### Data extracts

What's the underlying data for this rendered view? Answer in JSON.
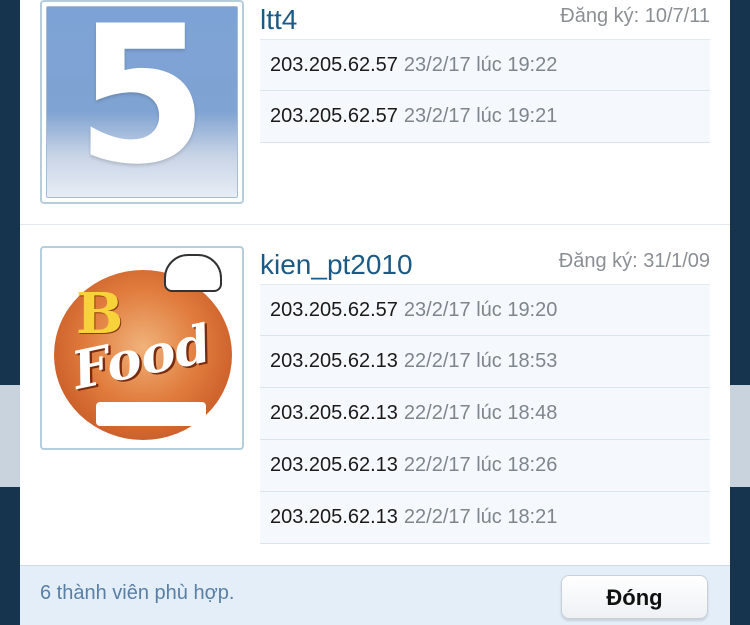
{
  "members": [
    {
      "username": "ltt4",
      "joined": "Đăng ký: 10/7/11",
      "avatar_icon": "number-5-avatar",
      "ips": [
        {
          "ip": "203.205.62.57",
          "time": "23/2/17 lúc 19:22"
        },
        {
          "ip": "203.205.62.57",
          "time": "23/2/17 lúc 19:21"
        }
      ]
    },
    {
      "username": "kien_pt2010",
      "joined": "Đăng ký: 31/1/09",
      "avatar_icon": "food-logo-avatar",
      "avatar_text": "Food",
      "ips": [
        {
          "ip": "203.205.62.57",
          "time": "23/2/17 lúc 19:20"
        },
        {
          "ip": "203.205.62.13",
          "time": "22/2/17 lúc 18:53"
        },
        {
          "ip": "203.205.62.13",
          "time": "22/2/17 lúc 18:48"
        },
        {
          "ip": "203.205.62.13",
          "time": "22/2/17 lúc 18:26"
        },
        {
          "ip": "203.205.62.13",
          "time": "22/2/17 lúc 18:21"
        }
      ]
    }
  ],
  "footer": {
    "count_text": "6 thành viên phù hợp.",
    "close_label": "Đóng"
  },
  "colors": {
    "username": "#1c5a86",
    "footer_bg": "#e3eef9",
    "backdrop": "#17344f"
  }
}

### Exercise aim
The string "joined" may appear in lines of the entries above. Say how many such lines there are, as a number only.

### Final answer
2